Old Antonio looked at what I was looking at, and, without saying a word, waved the lit stub of his rolled cigarette in his hand. Suddenly, summoned by the light in Old Antonio's hand, a firefly came out of the darkest corner of the night and, tracing brief luminous streamers, came close to where Old Antonio and I were sitting. Old Antonio took the firefly in his fingers and, blowing on it, bid it goodbye. The firefly left, speaking its stuttering light.
For a time, the night of below remained in darkness.
Suddenly, hundreds of fireflies began their gleaming, disorderly dance, and there, in the night of below, there were suddenly as many stars as in the sky of above, decorated by the August of the Mexican Southeast.
"In order to look, and to struggle, it is not enough to know where to direct ones looks, patience and efforts," Old Antonio said to me, joining in now.
"It is also necessary to begin and to call and to find other looks that, in their time, will begin and will call and will find others.
"And so, looking at the looking of others, many looks are born and the world sees it can be better and there is room for everyone's looks and for the one who, although other and different, looks at looking and looks at herself walking the history that is still missing."
Old Antonio left. I continued to sit through the entire dawn, and, when I lit my pipe again, a thousand lights from below lit the looking and there was light below, which is where there should be light and multiple looks
Brothers and sisters teachers and students:
We hope this meeting is successful and will allow you to know and to understand our looks.
I want to repeat that you are welcome to these lands.
We know well that your look will know how to look at us looking at you and that, then, your look will convene others, many, and there will be path and light, and, one day, no one will then stumble in the dawn.
Salud and, to look a long distance, binoculars are not necessary, but rather the long vision that dignity bestows on the one who struggles for it and lives.

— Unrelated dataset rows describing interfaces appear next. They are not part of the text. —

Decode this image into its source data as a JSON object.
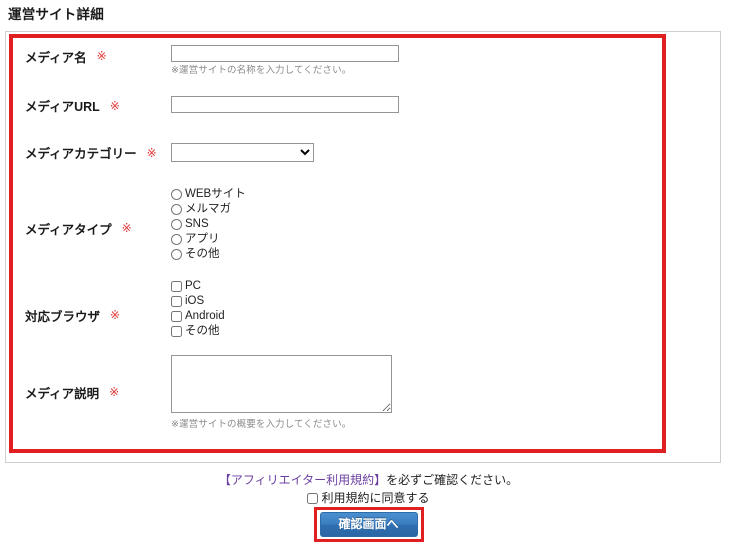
{
  "page": {
    "title": "運営サイト詳細"
  },
  "form": {
    "rows": [
      {
        "label": "メディア名",
        "required_mark": "※",
        "control": "text",
        "value": "",
        "hint": "※運営サイトの名称を入力してください。"
      },
      {
        "label": "メディアURL",
        "required_mark": "※",
        "control": "text",
        "value": "",
        "hint": ""
      },
      {
        "label": "メディアカテゴリー",
        "required_mark": "※",
        "control": "select",
        "selected": "",
        "options": [
          ""
        ],
        "hint": ""
      },
      {
        "label": "メディアタイプ",
        "required_mark": "※",
        "control": "radio",
        "options": [
          {
            "label": "WEBサイト",
            "checked": false
          },
          {
            "label": "メルマガ",
            "checked": false
          },
          {
            "label": "SNS",
            "checked": false
          },
          {
            "label": "アプリ",
            "checked": false
          },
          {
            "label": "その他",
            "checked": false
          }
        ],
        "hint": ""
      },
      {
        "label": "対応ブラウザ",
        "required_mark": "※",
        "control": "checkbox",
        "options": [
          {
            "label": "PC",
            "checked": false
          },
          {
            "label": "iOS",
            "checked": false
          },
          {
            "label": "Android",
            "checked": false
          },
          {
            "label": "その他",
            "checked": false
          }
        ],
        "hint": ""
      },
      {
        "label": "メディア説明",
        "required_mark": "※",
        "control": "textarea",
        "value": "",
        "hint": "※運営サイトの概要を入力してください。"
      }
    ]
  },
  "footer": {
    "terms_link_text": "【アフィリエイター利用規約】",
    "terms_suffix_text": "を必ずご確認ください。",
    "agree_label": "利用規約に同意する",
    "agree_checked": false,
    "submit_label": "確認画面へ"
  },
  "colors": {
    "highlight_red": "#e02020",
    "required_red": "#e03a3a",
    "link_purple": "#6b3fa0",
    "button_blue": "#3b7ec0",
    "panel_border": "#cfcfcf",
    "input_border": "#949494",
    "hint_gray": "#8a8a8a"
  }
}
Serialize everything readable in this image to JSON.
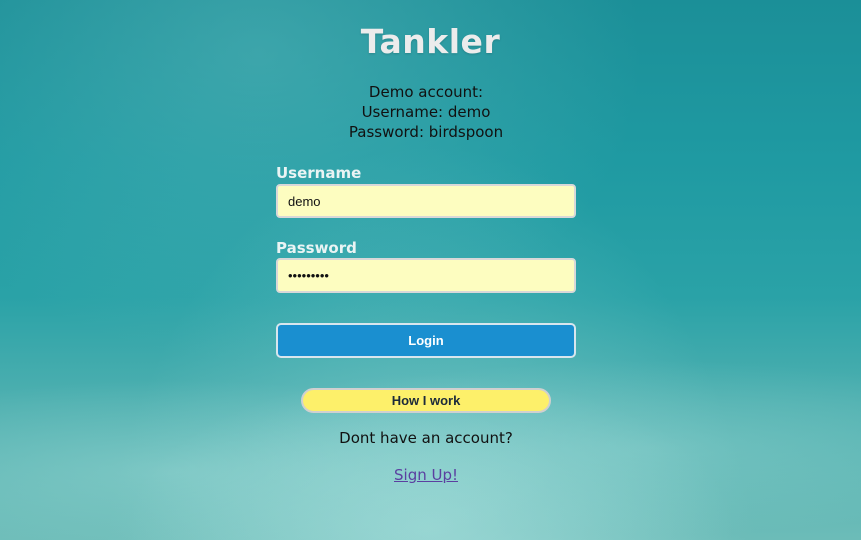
{
  "app": {
    "title": "Tankler"
  },
  "demo": {
    "line1": "Demo account:",
    "line2": "Username: demo",
    "line3": "Password: birdspoon"
  },
  "form": {
    "username_label": "Username",
    "username_value": "demo",
    "password_label": "Password",
    "password_value": "birdspoon",
    "login_label": "Login"
  },
  "extras": {
    "how_label": "How I work",
    "no_account_text": "Dont have an account?",
    "signup_label": "Sign Up!"
  },
  "colors": {
    "login_button": "#1a8fd0",
    "how_button": "#fdf06a",
    "input_background": "#fdfdc0",
    "link": "#5b3fa0"
  }
}
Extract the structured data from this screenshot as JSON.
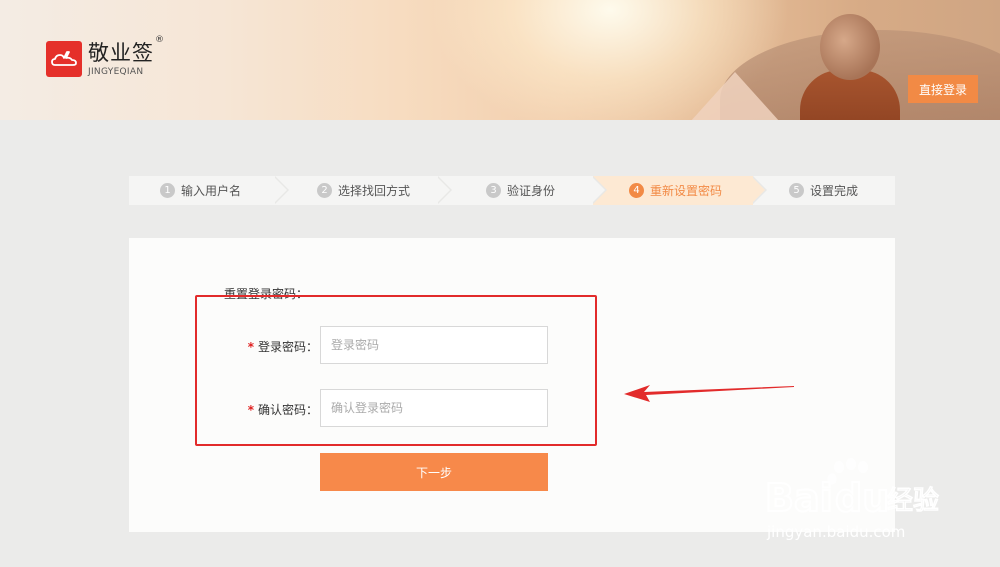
{
  "header": {
    "logo_cn": "敬业签",
    "logo_en": "JINGYEQIAN",
    "logo_reg": "®",
    "direct_login_label": "直接登录"
  },
  "steps": [
    {
      "num": "1",
      "label": "输入用户名",
      "active": false
    },
    {
      "num": "2",
      "label": "选择找回方式",
      "active": false
    },
    {
      "num": "3",
      "label": "验证身份",
      "active": false
    },
    {
      "num": "4",
      "label": "重新设置密码",
      "active": true
    },
    {
      "num": "5",
      "label": "设置完成",
      "active": false
    }
  ],
  "form": {
    "section_title": "重置登录密码：",
    "password": {
      "required_mark": "*",
      "label": "登录密码：",
      "value": "",
      "placeholder": "登录密码"
    },
    "confirm": {
      "required_mark": "*",
      "label": "确认密码：",
      "value": "",
      "placeholder": "确认登录密码"
    },
    "next_label": "下一步"
  },
  "watermark": {
    "brand": "Bai",
    "brand_du": "du",
    "brand_cn": "经验",
    "url": "jingyan.baidu.com"
  },
  "colors": {
    "accent": "#f28a45",
    "required": "#e02020",
    "annotation": "#e22b2b"
  }
}
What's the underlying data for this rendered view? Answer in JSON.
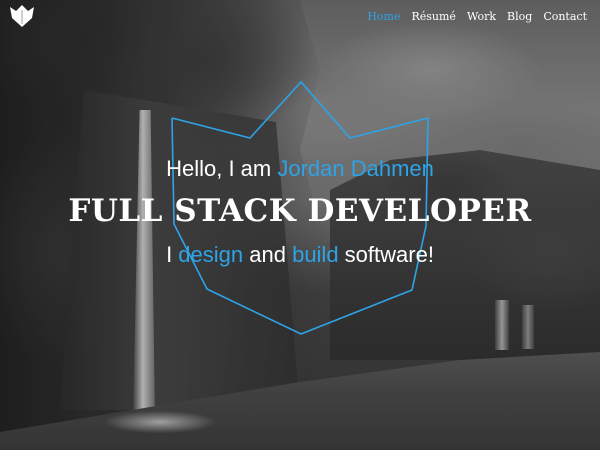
{
  "nav": {
    "items": [
      {
        "label": "Home",
        "active": true
      },
      {
        "label": "Résumé",
        "active": false
      },
      {
        "label": "Work",
        "active": false
      },
      {
        "label": "Blog",
        "active": false
      },
      {
        "label": "Contact",
        "active": false
      }
    ]
  },
  "hero": {
    "greeting_prefix": "Hello, I am ",
    "name": "Jordan Dahmen",
    "title": "FULL STACK DEVELOPER",
    "tagline": {
      "part1": "I ",
      "word1": "design",
      "part2": " and ",
      "word2": "build",
      "part3": " software!"
    }
  },
  "icons": {
    "logo": "crown-leaf-logo-icon",
    "emblem": "shield-crown-emblem-icon"
  },
  "colors": {
    "accent": "#2ea3e6",
    "text": "#ffffff",
    "background": "#5c5c5c"
  }
}
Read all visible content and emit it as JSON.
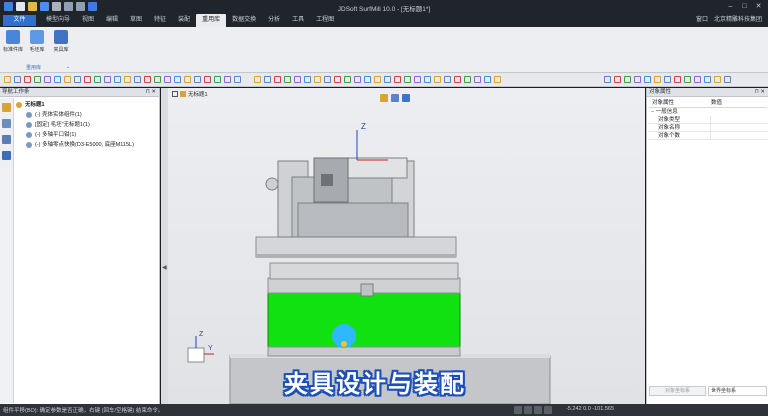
{
  "app": {
    "title": "JDSoft SurfMill 10.0 - [无标题1*]"
  },
  "menu": {
    "file": "文件",
    "tabs": [
      "模型向导",
      "视图",
      "编辑",
      "草图",
      "特征",
      "装配",
      "重用库",
      "数据交换",
      "分析",
      "工具",
      "工程图"
    ],
    "active_tab": "重用库",
    "right_items": [
      "窗口",
      "北京精雕科技集团"
    ]
  },
  "ribbon": {
    "buttons": [
      "标准件库",
      "毛坯库",
      "夹具库"
    ],
    "group_label": "重用库"
  },
  "left_panel": {
    "title": "导航工作条",
    "tree": [
      {
        "label": "无标题1",
        "level": 0
      },
      {
        "label": "(-) 壳体实体组件(1)",
        "level": 1
      },
      {
        "label": "[固定] 毛坯\"无标题1(1)",
        "level": 1
      },
      {
        "label": "(-) 多轴平口钳(1)",
        "level": 1
      },
      {
        "label": "(-) 多轴零点快换(D3-E5000, 底座M115L)",
        "level": 1
      }
    ]
  },
  "viewport": {
    "tab": "无标题1",
    "axis_z": "Z",
    "axis_x": "X",
    "axis_y": "Y",
    "caption": "夹具设计与装配"
  },
  "right_panel": {
    "title": "对象属性",
    "col_name": "对象属性",
    "col_value": "数值",
    "group": "一般信息",
    "rows": [
      {
        "name": "对象类型",
        "value": ""
      },
      {
        "name": "对象名称",
        "value": ""
      },
      {
        "name": "对象个数",
        "value": ""
      }
    ],
    "bottom_left": "对象坐标系",
    "bottom_right": "世界坐标系"
  },
  "status": {
    "message": "组件平移(BO): 确定参数是否正确，右键 (回车/空格键) 结束命令。",
    "coords": "-5.242 0.0 -101.565"
  },
  "colors": {
    "accent": "#2e6fd0",
    "fixture_green": "#11e011",
    "highlight": "#2db8ff"
  }
}
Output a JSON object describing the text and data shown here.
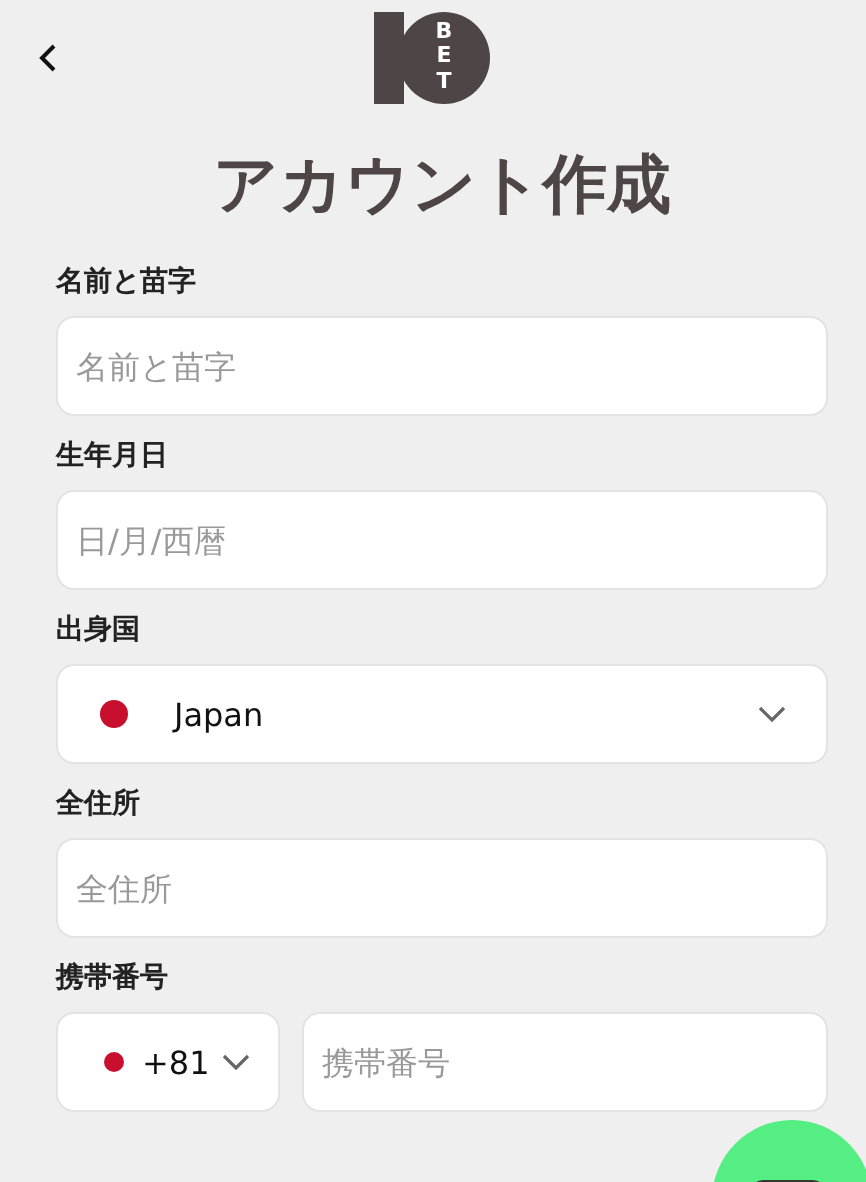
{
  "logo": {
    "text": "BET"
  },
  "title": "アカウント作成",
  "fields": [
    {
      "kind": "text",
      "label": "名前と苗字",
      "placeholder": "名前と苗字"
    },
    {
      "kind": "text",
      "label": "生年月日",
      "placeholder": "日/月/西暦"
    },
    {
      "kind": "select",
      "label": "出身国",
      "value": "Japan"
    },
    {
      "kind": "text",
      "label": "全住所",
      "placeholder": "全住所"
    },
    {
      "kind": "phone",
      "label": "携帯番号",
      "code": "+81",
      "placeholder": "携帯番号"
    }
  ]
}
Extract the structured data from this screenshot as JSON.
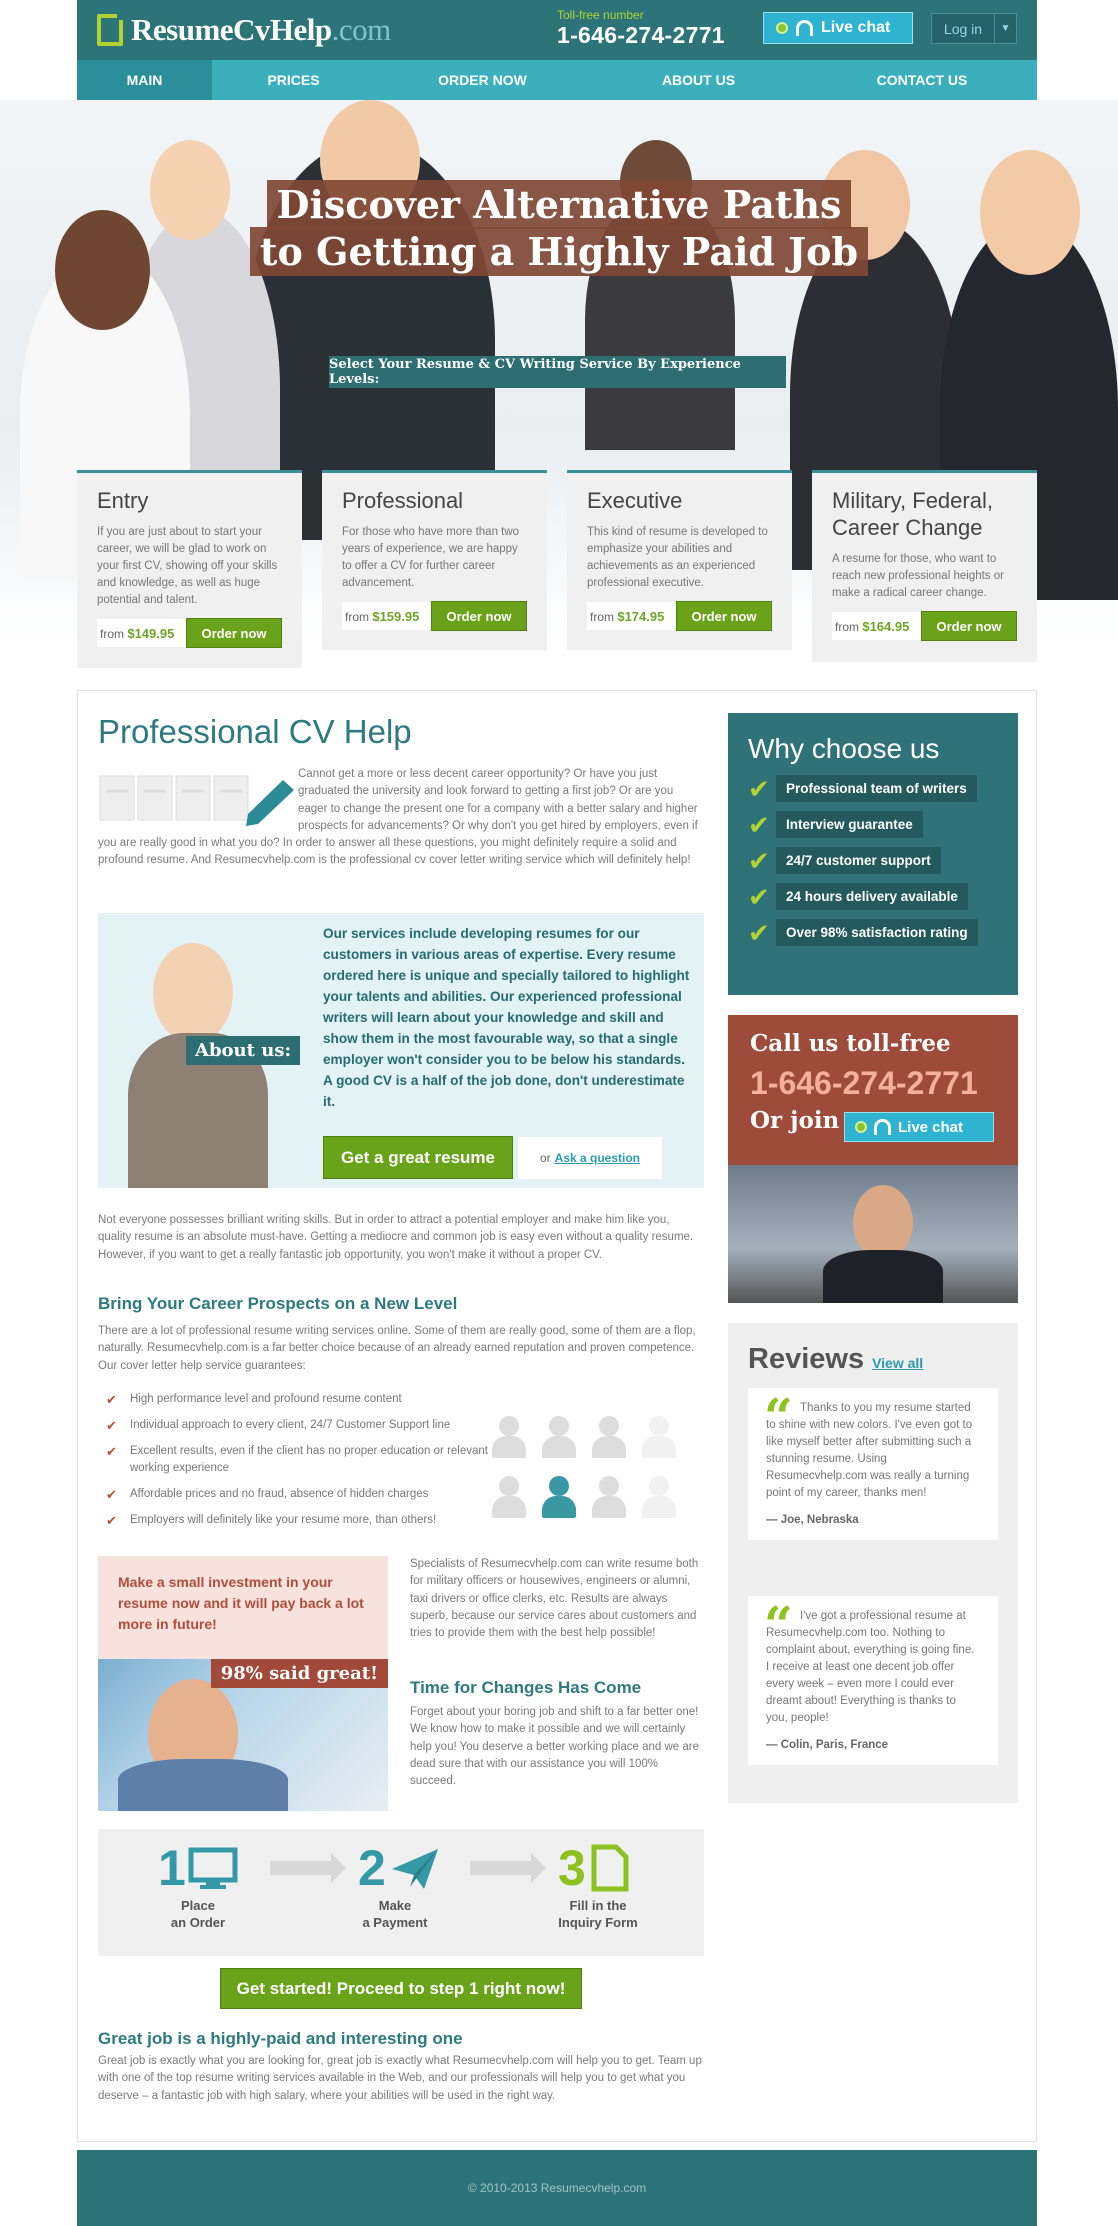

>From the mountains of the Mexican Southeast.
Subcomandante insurgente Marcos.
Mexico, August of 1998.
Originally published in Spanish by the EZLN ______________________ Translated by irlandesa